WITHOUT al-gebra there would not be physics, without al-gorithms there wouldn’t be computers, and without al-kaline there wouldn’t be chemistry. Welcome to the world of Arabic used in the English language.
It was Islam that paved the way to the upheavals in the history of science. Arabic words were first used in the English language as early as the 14th century A.D. when Islam began to gain importance and change the historical landscape of the world as it spread in all directions from the Arabian peninsula where Prophet Muhammad preached Islam. English and European explorers discovered complex mathematics and the practice of medicine by Arabs in countries like Iraq, Egypt and Saudi Arabia during that time.
The biggest beneficiary of this knowledge is medicine and today, there are thousands of Arabic terms used in this branch of science. In fact, the medical textbook written by Iranian physician and philoso- pher Ibnu Sina or Avicenna (9811037) is still being referred to today. The works of third century Greek physician Galen, translated into Arabic and later into Latin and English, are also still in use today. Over time, more Arabic words were imported, expanding the English language vocabulary beyond medicine.
Recent and ongoing reports about wars and atrocities in countries in the Middle East contain numerous Arabic terms, and words like jihad, intifada, fedayeen, fatwa, assassin, Sultan, Caliph and Emir are regularly used.
Other beneficiaries come, among others, from the fields of navigation, architecture, literature and astronomy.
There are many Arabic dialects. Classical Arabic – the language of the Qur’an – was originally the dialect of Mecca in what is now Saudi Arabia. An adapted form of this, known as Modern Standard Arabic, is used in books, newspapers, on television and radio, in mosques, and in conversation between educated Arabs from different countries (for example at international conferences).
Local dialects vary, and a Moroccan might have difficulty understanding an Iraqi, even though they speak the same language.
Some of the words below are borrowed directly from Arabic, but most of them have taken the scenic route, through Spanish, Italian, and/ or French, or through Turkish, Persian, or Urdu, and even through Hebrew or Latin.

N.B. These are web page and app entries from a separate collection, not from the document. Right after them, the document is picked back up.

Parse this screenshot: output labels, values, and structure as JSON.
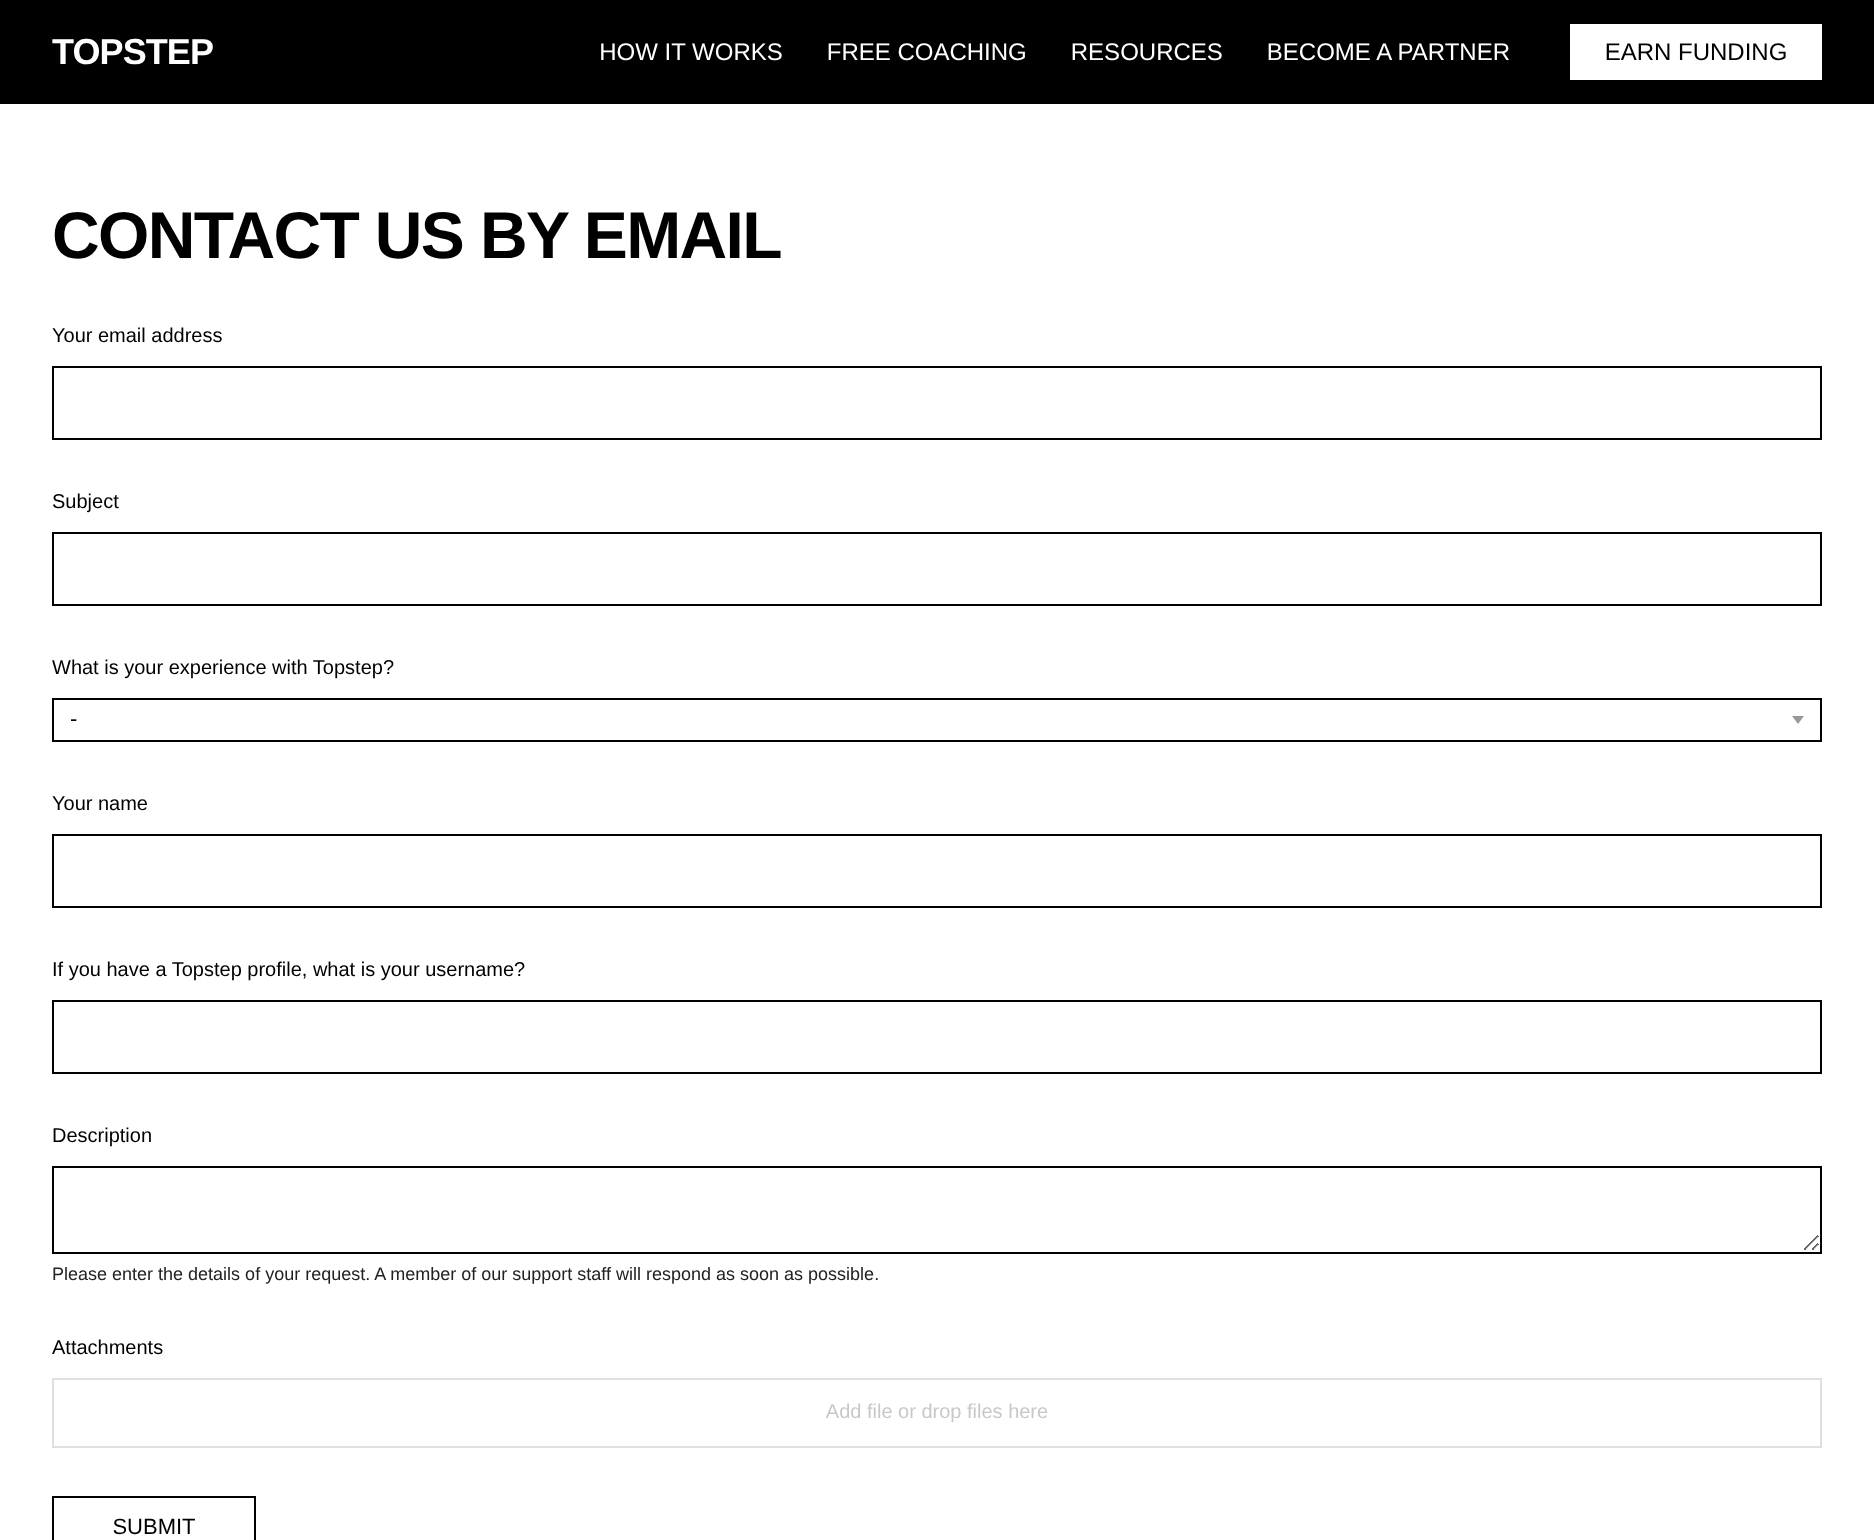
{
  "header": {
    "logo": "TOPSTEP",
    "nav": [
      "HOW IT WORKS",
      "FREE COACHING",
      "RESOURCES",
      "BECOME A PARTNER"
    ],
    "cta": "EARN FUNDING"
  },
  "title": "CONTACT US BY EMAIL",
  "fields": [
    {
      "kind": "text",
      "label": "Your email address"
    },
    {
      "kind": "text",
      "label": "Subject"
    },
    {
      "kind": "select",
      "label": "What is your experience with Topstep?",
      "value": "-"
    },
    {
      "kind": "text",
      "label": "Your name"
    },
    {
      "kind": "text",
      "label": "If you have a Topstep profile, what is your username?"
    },
    {
      "kind": "textarea",
      "label": "Description",
      "help": "Please enter the details of your request. A member of our support staff will respond as soon as possible."
    },
    {
      "kind": "dropzone",
      "label": "Attachments",
      "placeholder": "Add file or drop files here"
    }
  ],
  "submit": "SUBMIT"
}
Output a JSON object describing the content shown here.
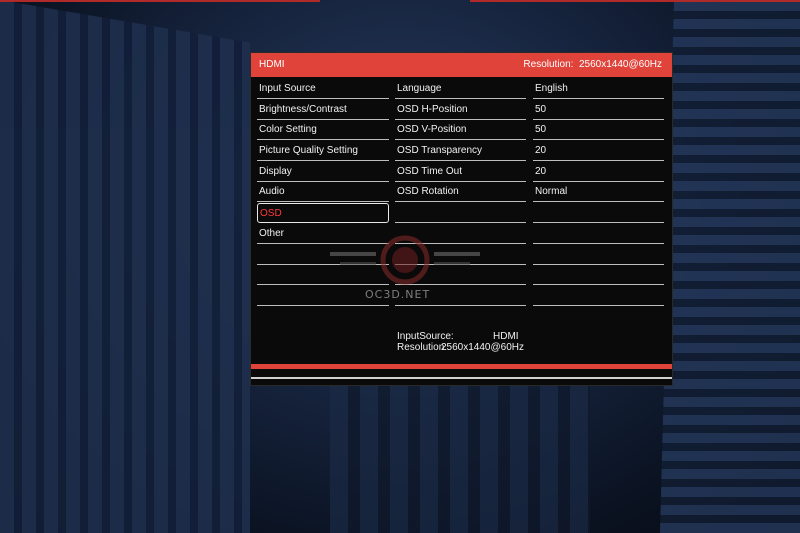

This produces a good deal of phonological deformation, as does the dialect variation within Arabic.
Here are some nouns accompanied by a pronunciation guide and meanings.
1. Cipher (‘ sye-fur) – encoded message
2. Nadir (‘ nay-deer or ‘nay-der) – lowest point
3. Loofah (‘ loo-fah) – sponge from a gourd 4. Kismet (‘ kiz-met) – fate 5. Fakir ( fuh-‘keer or ‘faykur) – holy beggar
6. Macramé (‘ mack-ruh-may) –
Bai Bithaman Ajil: A contract to the sale of goods on a deferredpayment basis.
Arabic loanwords in English are words acquired directly from Arabic or else indirectly by passing from Arabic into other languages (usually one or more of the Romance languages) and then into English. Some of these loanwords are not of ancient Arabic origin, but are loanwords within Arabic itself, coming into Arabic from Persian, Greek or other languages.